I'm not going to address the gay marriage issue. It's one of those things that, like abortion, never gets solved. It can be argued all day and no one will change their position or see any merit in the arguments of the other side. We all have our own opinion on it and our opinion doesn't matter to California because the people of California have already settled the issue. In 2000, the voters went to the polls and voted to define marriage as a union between one man and one woman. The matter was concluded, or at least it should have been. So if you support or oppose gay marriage, I don't care. That's not the issue here.
The issue at hand regards who or what holds absolute power in this country. If you want to join in the discussion, it begins with this simple question: Do Americans have the right to govern themselves?

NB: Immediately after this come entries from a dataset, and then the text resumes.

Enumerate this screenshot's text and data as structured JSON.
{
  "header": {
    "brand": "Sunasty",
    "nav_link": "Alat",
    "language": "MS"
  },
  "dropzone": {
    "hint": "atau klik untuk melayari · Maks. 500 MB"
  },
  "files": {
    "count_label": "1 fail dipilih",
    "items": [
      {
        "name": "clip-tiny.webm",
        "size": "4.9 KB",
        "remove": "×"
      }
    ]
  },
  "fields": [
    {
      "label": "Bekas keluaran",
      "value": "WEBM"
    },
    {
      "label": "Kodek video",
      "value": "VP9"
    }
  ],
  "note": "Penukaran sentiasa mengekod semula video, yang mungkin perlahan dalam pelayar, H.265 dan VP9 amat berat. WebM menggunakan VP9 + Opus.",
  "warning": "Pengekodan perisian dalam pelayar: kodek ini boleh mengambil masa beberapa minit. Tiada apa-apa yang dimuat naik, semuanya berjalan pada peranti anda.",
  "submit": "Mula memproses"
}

The Californistan Supreme Court looked at the law created by the people and had to decide whether or not it was Constitutional. For most people, the answer would be clear after reading the first 3 words of the Constitution...We The People. That would do it for me, but not for the 4 activists that apparently sit on the court.
The Constitution begins with We The People. It does not say we the courts, or we the judges, or we the congress or we the politicians. It says We The People. We are the ones who established the law, we are the ones who govern this land. Granted, we appoint people to establish, enforce and interpret the law on our behalf, but the ultimate authority belongs to We The People, and there is no governmental or judicial entity with the power to dispute or overturn that authority. This is a very basic, yet critical premise for our democracy.
In 2000, the people of California established, by majority rule, a law regarding marriage. Millions voted. Today, four individual judges determined that those who voted were wrong, and overturned the will of the people based on, of all things, the argument that their will was unConstitutional. The way I see it, there is nothing more unConstitutional than four people overturning the will of millions, yet that's exactly what happened. And despite how you personally feel about gay marriage, the idea that four people wrongly exercise a perceived power and over-rule the majority should be disturbing to all. Today you may agree with their opinion, but what happens when you don't agree? Four judges do not, and should never, have the power to over-rule the people. Every time that happens, our democracy weakens.
The people of California have spoken. They have determined how to define marriage for their state. That simple fact is what makes it Constitutional. The law is not discriminatory because the people have said so, and it's the people who have ultimate and absolute authority in this country.